Breathing fresh life into one of the city’s most ambitious cultural projects and making history as the largest gift on record toward the construction of an American museum, David Geffen has pledged $150 million to a new building for the Los Angeles County Museum of Art.
Geffen’s pledge raises LACMA’s fundraising total to $450 million of the $650 million needed to break ground on a modernist Peter Zumthor building, arguably the most anticipated new piece of architecture in L.A. since Frank Gehry’s Walt Disney Concert Hall opened in 2003.
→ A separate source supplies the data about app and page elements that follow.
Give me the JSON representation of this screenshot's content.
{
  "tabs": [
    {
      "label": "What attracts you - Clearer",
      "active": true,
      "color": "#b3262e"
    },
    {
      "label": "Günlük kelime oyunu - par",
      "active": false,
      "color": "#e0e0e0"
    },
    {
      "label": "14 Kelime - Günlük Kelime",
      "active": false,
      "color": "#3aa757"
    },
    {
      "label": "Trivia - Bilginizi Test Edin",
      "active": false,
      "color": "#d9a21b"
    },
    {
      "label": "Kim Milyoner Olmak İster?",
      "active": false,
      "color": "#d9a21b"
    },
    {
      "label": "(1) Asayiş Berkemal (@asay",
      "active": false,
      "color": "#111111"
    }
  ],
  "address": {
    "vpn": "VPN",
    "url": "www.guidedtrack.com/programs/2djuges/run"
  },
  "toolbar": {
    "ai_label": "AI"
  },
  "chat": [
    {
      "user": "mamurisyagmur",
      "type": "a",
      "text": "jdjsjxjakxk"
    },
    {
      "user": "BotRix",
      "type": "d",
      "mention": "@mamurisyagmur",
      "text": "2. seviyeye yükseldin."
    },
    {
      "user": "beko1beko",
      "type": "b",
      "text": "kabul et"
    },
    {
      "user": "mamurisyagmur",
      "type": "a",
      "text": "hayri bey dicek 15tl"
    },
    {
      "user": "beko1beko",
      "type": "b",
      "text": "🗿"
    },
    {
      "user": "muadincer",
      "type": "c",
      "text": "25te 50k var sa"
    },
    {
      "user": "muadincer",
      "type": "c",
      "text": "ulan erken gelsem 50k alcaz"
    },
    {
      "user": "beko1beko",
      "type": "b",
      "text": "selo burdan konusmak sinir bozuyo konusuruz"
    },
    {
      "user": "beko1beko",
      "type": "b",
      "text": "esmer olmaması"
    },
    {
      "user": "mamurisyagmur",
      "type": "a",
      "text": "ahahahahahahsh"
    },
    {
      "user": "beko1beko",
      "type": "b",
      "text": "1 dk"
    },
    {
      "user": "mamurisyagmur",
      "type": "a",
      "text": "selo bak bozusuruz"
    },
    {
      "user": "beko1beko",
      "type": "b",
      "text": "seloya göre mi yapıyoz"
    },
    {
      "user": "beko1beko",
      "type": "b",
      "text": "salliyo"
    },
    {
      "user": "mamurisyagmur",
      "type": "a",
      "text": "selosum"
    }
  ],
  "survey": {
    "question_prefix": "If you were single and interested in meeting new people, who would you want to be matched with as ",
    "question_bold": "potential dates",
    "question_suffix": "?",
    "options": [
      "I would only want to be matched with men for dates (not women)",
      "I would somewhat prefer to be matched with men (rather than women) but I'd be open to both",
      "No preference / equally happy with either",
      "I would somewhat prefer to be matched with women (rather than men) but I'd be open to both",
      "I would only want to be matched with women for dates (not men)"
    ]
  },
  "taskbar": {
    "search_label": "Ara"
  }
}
The Zumthor building, to be named the David Geffen Galleries, has evolved from a black, amorphous design reminiscent of the nearby La Brea Tar Pits into a more muscular, sand-colored concrete structure that bridges Wilshire Boulevard. Beyond giving LACMA the kind of architectural presence that has become the norm for world-class art museums, the Zumthor project would further cement L.A.’s rising status as a cultural capital of international import.
The new LACMA structure will replace three original William Pereira buildings, completed in 1965 and often criticized for being too inaccessible, as well as a 1986 addition by Hardy Holzman Pfeiffer Associates. Govan campaigned for the new construction, in part, by saying those buildings would soon need more than $300 million in upgrades and restoration if they were to remain standing.
LACMA’s groundbreaking, originally planned for 2018, is now scheduled for 2019, with completion slated for 2023 — around when the city aims to complete the Metro Purple Line light-rail extension along Wilshire Boulevard, with a stop across the street from the museum.
Los Angeles Times | October 4, 2017